_WORK TO BE COMPLETED_
Look for "background" in each line of the entries, and return the matching lines.

_Dataset rows for apps and sites_
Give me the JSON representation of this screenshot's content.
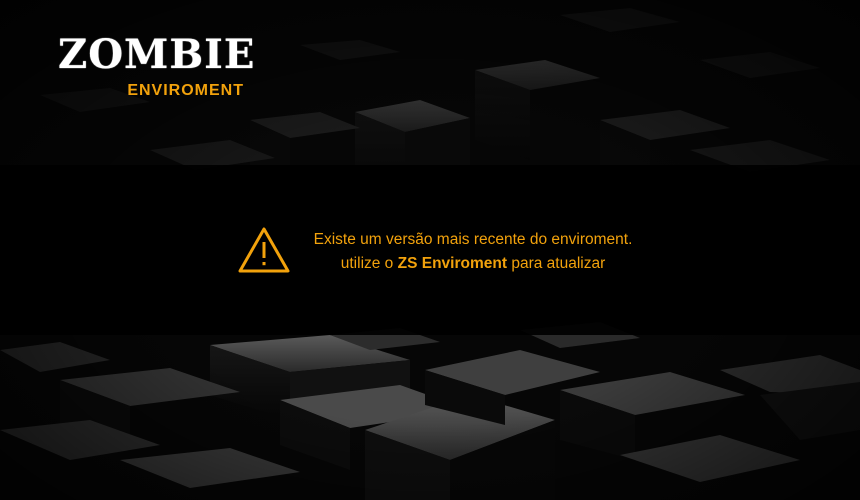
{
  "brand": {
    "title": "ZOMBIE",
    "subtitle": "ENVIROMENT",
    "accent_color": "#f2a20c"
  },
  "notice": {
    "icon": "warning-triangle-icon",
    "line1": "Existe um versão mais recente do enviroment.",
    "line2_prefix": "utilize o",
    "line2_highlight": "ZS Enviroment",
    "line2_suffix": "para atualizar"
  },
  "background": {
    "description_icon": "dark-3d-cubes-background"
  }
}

_OUTPUT FOR THIS EXERCISE_
  "background": {
    "description_icon": "dark-3d-cubes-background"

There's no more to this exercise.